At the Japanese University of Utsunomiya, a prototype of a holographic display with a true three-dimensional image was developed, in which the working object is not light, but liquid. Let’s face it – humanity needs not an abstract floating picture in the air, but a real, applied gadget. For example, a massive screen with a 360º view, filled with a transparent substance.
The liquid that Japanese scientists have poured into the tank has a certain viscosity coefficient. If you shoot it from a laser with a femtosecond (one quadrillionth second) pulse, a group of bubbles forms at the desired point. Due to the high viscosity of the medium, they do not float up at once, but drift slowly, forming a structure for displaying the voxel – a three-dimensional pixel, the main element of the hologram.
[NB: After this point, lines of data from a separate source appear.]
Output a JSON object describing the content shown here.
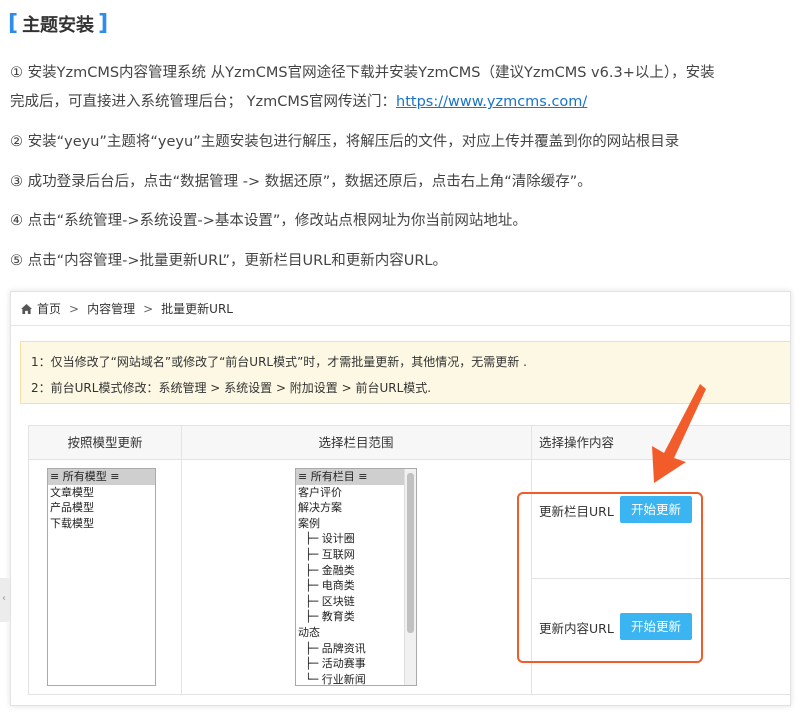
{
  "section": {
    "bracket_left": "[",
    "title": "主题安装",
    "bracket_right": "]"
  },
  "steps": [
    {
      "line1": "① 安装YzmCMS内容管理系统 从YzmCMS官网途径下载并安装YzmCMS（建议YzmCMS v6.3+以上），安装",
      "line2_prefix": "完成后，可直接进入系统管理后台；  YzmCMS官网传送门：",
      "link": "https://www.yzmcms.com/"
    },
    {
      "text": "② 安装“yeyu”主题将“yeyu”主题安装包进行解压，将解压后的文件，对应上传并覆盖到你的网站根目录"
    },
    {
      "text": "③ 成功登录后台后，点击“数据管理 -> 数据还原”，数据还原后，点击右上角“清除缓存”。"
    },
    {
      "text": "④ 点击“系统管理->系统设置->基本设置”，修改站点根网址为你当前网站地址。"
    },
    {
      "text": "⑤ 点击“内容管理->批量更新URL”，更新栏目URL和更新内容URL。"
    }
  ],
  "screenshot": {
    "breadcrumb": {
      "home": "首页",
      "sep": ">",
      "section": "内容管理",
      "page": "批量更新URL"
    },
    "notice": [
      "1：仅当修改了“网站域名”或修改了“前台URL模式”时，才需批量更新，其他情况，无需更新 .",
      "2：前台URL模式修改：系统管理 > 系统设置 > 附加设置 > 前台URL模式."
    ],
    "columns": [
      "按照模型更新",
      "选择栏目范围",
      "选择操作内容"
    ],
    "models": [
      "≡ 所有模型 ≡",
      "文章模型",
      "产品模型",
      "下载模型"
    ],
    "categories": [
      "≡ 所有栏目 ≡",
      "客户评价",
      "解决方案",
      "案例",
      "  ├─ 设计圈",
      "  ├─ 互联网",
      "  ├─ 金融类",
      "  ├─ 电商类",
      "  ├─ 区块链",
      "  ├─ 教育类",
      "动态",
      "  ├─ 品牌资讯",
      "  ├─ 活动赛事",
      "  └─ 行业新闻"
    ],
    "actions": [
      {
        "label": "更新栏目URL",
        "button": "开始更新"
      },
      {
        "label": "更新内容URL",
        "button": "开始更新"
      }
    ],
    "side_tab": "‹"
  },
  "colors": {
    "accent": "#2d8cf0",
    "button": "#3bb4f2",
    "highlight": "#f25c2a",
    "notice_bg": "#fcf8e3"
  }
}
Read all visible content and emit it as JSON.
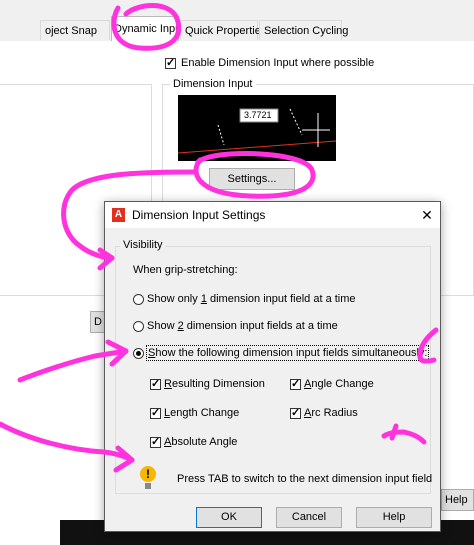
{
  "background": {
    "tabs": [
      {
        "label": "oject Snap"
      },
      {
        "label": "Dynamic Input"
      },
      {
        "label": "Quick Properties"
      },
      {
        "label": "Selection Cycling"
      }
    ],
    "enable_dimension_input": {
      "label": "Enable Dimension Input where possible",
      "checked": true
    },
    "dimension_input_group": "Dimension Input",
    "preview_value": "3.7721",
    "settings_button": "Settings...",
    "partial_button_left": "D",
    "partial_help_right": "Help"
  },
  "dialog": {
    "title": "Dimension Input Settings",
    "visibility_group": "Visibility",
    "when_label": "When grip-stretching:",
    "options": [
      {
        "pre": "Show only ",
        "key": "1",
        "post": " dimension input field at a time",
        "selected": false
      },
      {
        "pre": "Show ",
        "key": "2",
        "post": " dimension input fields at a time",
        "selected": false
      },
      {
        "pre": "",
        "key": "S",
        "post": "how the following dimension input fields simultaneously:",
        "selected": true
      }
    ],
    "fields": [
      {
        "key": "R",
        "post": "esulting Dimension",
        "checked": true
      },
      {
        "key": "A",
        "post": "ngle Change",
        "checked": true
      },
      {
        "key": "L",
        "post": "ength Change",
        "checked": true
      },
      {
        "key": "A",
        "post": "rc Radius",
        "checked": true
      },
      {
        "key": "A",
        "post": "bsolute Angle",
        "checked": true
      }
    ],
    "tip": "Press TAB to switch to the next dimension input field",
    "ok": "OK",
    "cancel": "Cancel",
    "help": "Help"
  },
  "colors": {
    "annotation": "#ff33dd",
    "accent": "#0078d7",
    "autocad_red": "#e0301e"
  }
}
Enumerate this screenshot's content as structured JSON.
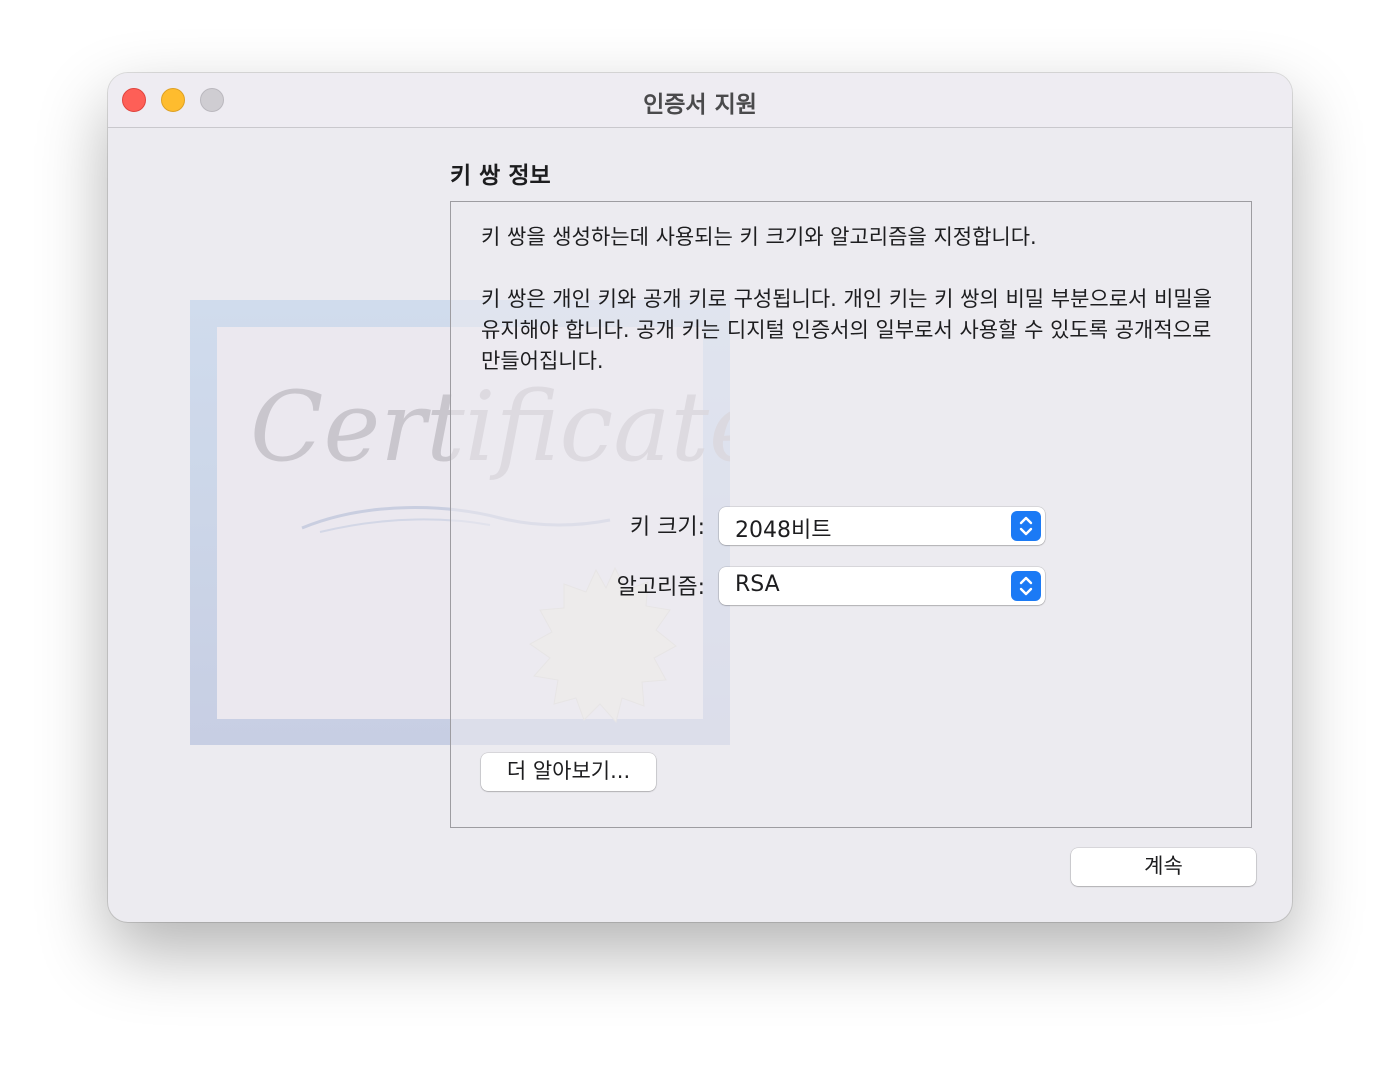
{
  "window": {
    "title": "인증서 지원",
    "traffic_lights": {
      "close": "close-icon",
      "minimize": "minimize-icon",
      "zoom": "zoom-icon"
    }
  },
  "watermark": {
    "text": "Certificate"
  },
  "section": {
    "title": "키 쌍 정보"
  },
  "panel": {
    "description_1": "키 쌍을 생성하는데 사용되는 키 크기와 알고리즘을 지정합니다.",
    "description_2": "키 쌍은 개인 키와 공개 키로 구성됩니다. 개인 키는 키 쌍의 비밀 부분으로서 비밀을 유지해야 합니다. 공개 키는 디지털 인증서의 일부로서 사용할 수 있도록 공개적으로 만들어집니다.",
    "key_size": {
      "label": "키 크기:",
      "value": "2048비트",
      "icon": "chevron-up-down-icon"
    },
    "algorithm": {
      "label": "알고리즘:",
      "value": "RSA",
      "icon": "chevron-up-down-icon"
    },
    "learn_more_label": "더 알아보기..."
  },
  "footer": {
    "continue_label": "계속"
  },
  "colors": {
    "accent": "#1b7af5",
    "close": "#fe5f57",
    "minimize": "#febc2e",
    "zoom_inactive": "#cfcdd2",
    "window_bg": "#ecebf0"
  }
}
The bubbles themselves imitate a tiny screen, on which you need to project light to obtain an image. They scatter it and the luminous voxel begins to visually stand out from the surrounding space. The rest of the technology – you just need to increase the number of light sources and develop an algorithm for step-by-step generation and lighting of bubbles for “drawing” an arbitrary picture. And given the fact that the lifetime of bubbles is small, the prospects for the implementation of interesting animation are opened.
In the working prototype, the size of the holographic “mermaid” is only a few millimeters, and the costs of maintaining complex lasers are frighteningly large. Expect that the technology will be realized in the form of a commercial retail product, like a home monitor, does not even have to happen in the near future. However, scientists are optimistic that their development may be of interest to generous customers. For example, exhibition centers, museums, universities or military.